EXERCISE AIM
Your answer should consist only of the records, copied exactly, with the images removed.

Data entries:
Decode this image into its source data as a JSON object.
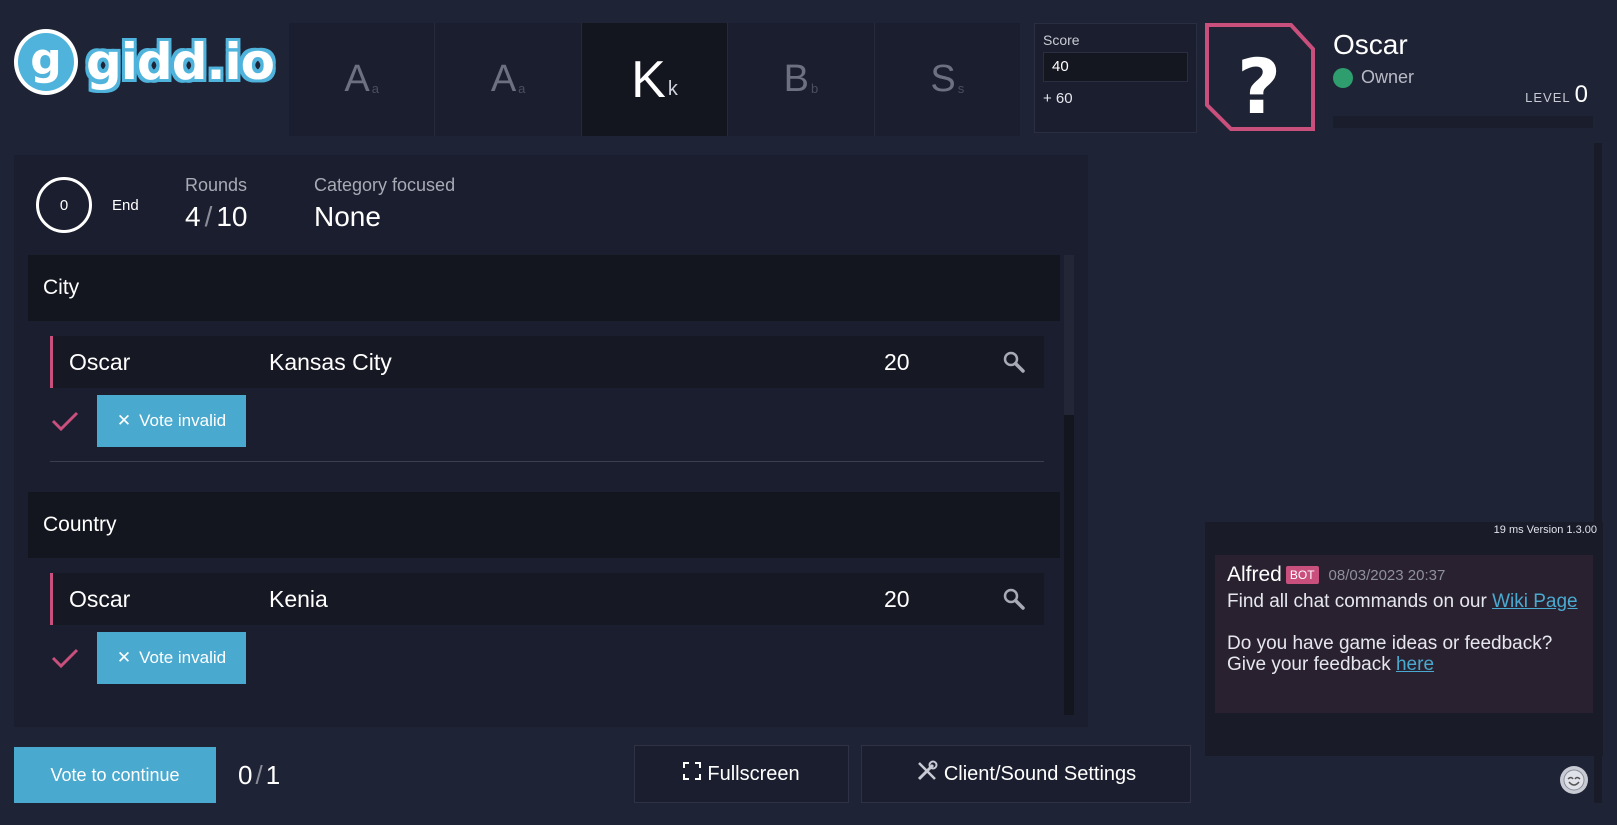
{
  "logo": {
    "mark": "g",
    "text": "gidd.io"
  },
  "letters": [
    {
      "big": "A",
      "small": "a",
      "current": false
    },
    {
      "big": "A",
      "small": "a",
      "current": false
    },
    {
      "big": "K",
      "small": "k",
      "current": true
    },
    {
      "big": "B",
      "small": "b",
      "current": false
    },
    {
      "big": "S",
      "small": "s",
      "current": false
    }
  ],
  "score": {
    "label": "Score",
    "value": "40",
    "bonus": "+ 60"
  },
  "profile": {
    "avatar": "?",
    "name": "Oscar",
    "role": "Owner",
    "level_label": "LEVEL",
    "level": "0"
  },
  "status": {
    "timer": "0",
    "end_label": "End",
    "rounds_label": "Rounds",
    "rounds_current": "4",
    "rounds_sep": "/",
    "rounds_total": "10",
    "category_label": "Category focused",
    "category_value": "None"
  },
  "categories": [
    {
      "name": "City",
      "answers": [
        {
          "player": "Oscar",
          "word": "Kansas City",
          "points": "20",
          "vote_label": "Vote invalid"
        }
      ]
    },
    {
      "name": "Country",
      "answers": [
        {
          "player": "Oscar",
          "word": "Kenia",
          "points": "20",
          "vote_label": "Vote invalid"
        }
      ]
    }
  ],
  "footer": {
    "vote_continue": "Vote to continue",
    "votes_current": "0",
    "votes_sep": "/",
    "votes_total": "1",
    "fullscreen": "Fullscreen",
    "settings": "Client/Sound Settings"
  },
  "chat": {
    "meta": "19 ms Version 1.3.00",
    "author": "Alfred",
    "badge": "BOT",
    "time": "08/03/2023 20:37",
    "line1": "Find all chat commands on our ",
    "link1": "Wiki Page",
    "line2": "Do you have game ideas or feedback? Give your feedback ",
    "link2": "here"
  },
  "colors": {
    "accent": "#4aa9cf",
    "pink": "#c94f7c",
    "online": "#2f9e6e",
    "bg": "#1f2336"
  }
}
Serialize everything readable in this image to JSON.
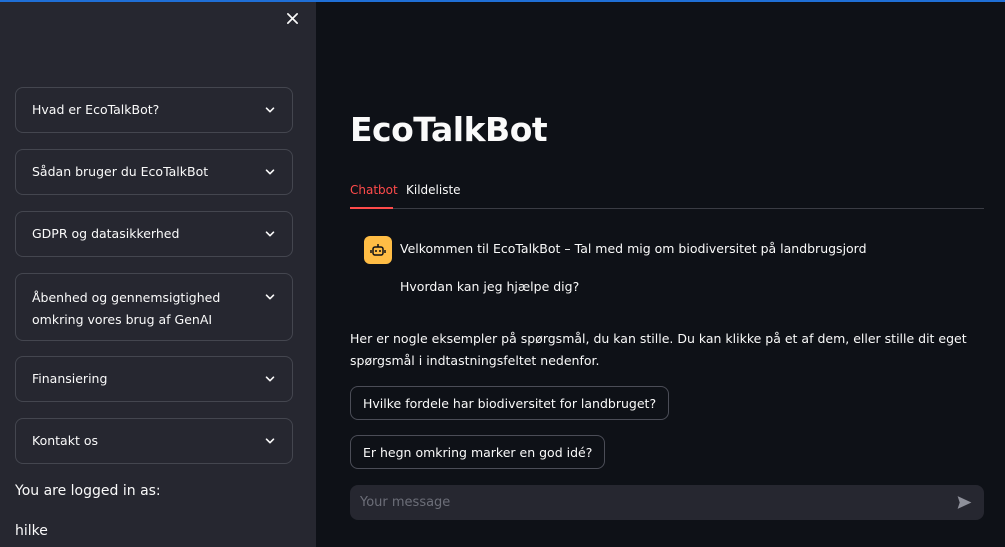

SOLUTION BELOW
Decode this image into its source data as a JSON object.
{
  "logo": {
    "mark": "g",
    "text": "gidd.io"
  },
  "letters": [
    {
      "big": "A",
      "small": "a",
      "current": false
    },
    {
      "big": "A",
      "small": "a",
      "current": false
    },
    {
      "big": "K",
      "small": "k",
      "current": true
    },
    {
      "big": "B",
      "small": "b",
      "current": false
    },
    {
      "big": "S",
      "small": "s",
      "current": false
    }
  ],
  "score": {
    "label": "Score",
    "value": "40",
    "bonus": "+ 60"
  },
  "profile": {
    "avatar": "?",
    "name": "Oscar",
    "role": "Owner",
    "level_label": "LEVEL",
    "level": "0"
  },
  "status": {
    "timer": "0",
    "end_label": "End",
    "rounds_label": "Rounds",
    "rounds_current": "4",
    "rounds_sep": "/",
    "rounds_total": "10",
    "category_label": "Category focused",
    "category_value": "None"
  },
  "categories": [
    {
      "name": "City",
      "answers": [
        {
          "player": "Oscar",
          "word": "Kansas City",
          "points": "20",
          "vote_label": "Vote invalid"
        }
      ]
    },
    {
      "name": "Country",
      "answers": [
        {
          "player": "Oscar",
          "word": "Kenia",
          "points": "20",
          "vote_label": "Vote invalid"
        }
      ]
    }
  ],
  "footer": {
    "vote_continue": "Vote to continue",
    "votes_current": "0",
    "votes_sep": "/",
    "votes_total": "1",
    "fullscreen": "Fullscreen",
    "settings": "Client/Sound Settings"
  },
  "chat": {
    "meta": "19 ms Version 1.3.00",
    "author": "Alfred",
    "badge": "BOT",
    "time": "08/03/2023 20:37",
    "line1": "Find all chat commands on our ",
    "link1": "Wiki Page",
    "line2": "Do you have game ideas or feedback? Give your feedback ",
    "link2": "here"
  },
  "colors": {
    "accent": "#4aa9cf",
    "pink": "#c94f7c",
    "online": "#2f9e6e",
    "bg": "#1f2336"
  }
}
Serialize everything readable in this image to JSON.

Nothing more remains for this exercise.